-- Given entries follows --
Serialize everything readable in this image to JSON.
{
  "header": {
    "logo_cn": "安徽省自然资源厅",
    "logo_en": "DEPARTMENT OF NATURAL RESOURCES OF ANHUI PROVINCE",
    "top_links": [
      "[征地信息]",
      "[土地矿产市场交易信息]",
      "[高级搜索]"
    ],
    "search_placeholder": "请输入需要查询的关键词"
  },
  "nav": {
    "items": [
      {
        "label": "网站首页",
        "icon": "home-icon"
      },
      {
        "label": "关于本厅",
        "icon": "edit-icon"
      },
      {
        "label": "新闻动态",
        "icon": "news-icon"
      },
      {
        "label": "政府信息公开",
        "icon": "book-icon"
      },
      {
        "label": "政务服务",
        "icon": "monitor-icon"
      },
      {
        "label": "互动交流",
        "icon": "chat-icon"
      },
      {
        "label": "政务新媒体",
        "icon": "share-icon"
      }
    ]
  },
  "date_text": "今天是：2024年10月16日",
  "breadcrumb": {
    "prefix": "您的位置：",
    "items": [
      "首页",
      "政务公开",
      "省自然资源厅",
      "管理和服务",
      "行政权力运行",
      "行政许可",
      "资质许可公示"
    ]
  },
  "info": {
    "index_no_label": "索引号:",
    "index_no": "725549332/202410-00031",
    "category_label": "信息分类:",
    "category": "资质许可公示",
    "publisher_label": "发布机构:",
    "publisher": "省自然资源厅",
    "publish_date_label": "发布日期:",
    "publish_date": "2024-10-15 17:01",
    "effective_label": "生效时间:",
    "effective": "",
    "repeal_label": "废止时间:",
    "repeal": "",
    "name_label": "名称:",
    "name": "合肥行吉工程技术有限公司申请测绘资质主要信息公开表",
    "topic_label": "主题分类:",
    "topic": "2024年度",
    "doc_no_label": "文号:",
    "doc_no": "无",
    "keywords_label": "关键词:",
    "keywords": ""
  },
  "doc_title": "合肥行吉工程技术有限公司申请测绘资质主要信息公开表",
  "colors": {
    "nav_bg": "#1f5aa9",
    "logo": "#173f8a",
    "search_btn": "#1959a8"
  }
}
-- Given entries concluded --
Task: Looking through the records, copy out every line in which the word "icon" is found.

Solution to this task:
        "icon": "home-icon"
        "icon": "edit-icon"
        "icon": "news-icon"
        "icon": "book-icon"
        "icon": "monitor-icon"
        "icon": "chat-icon"
        "icon": "share-icon"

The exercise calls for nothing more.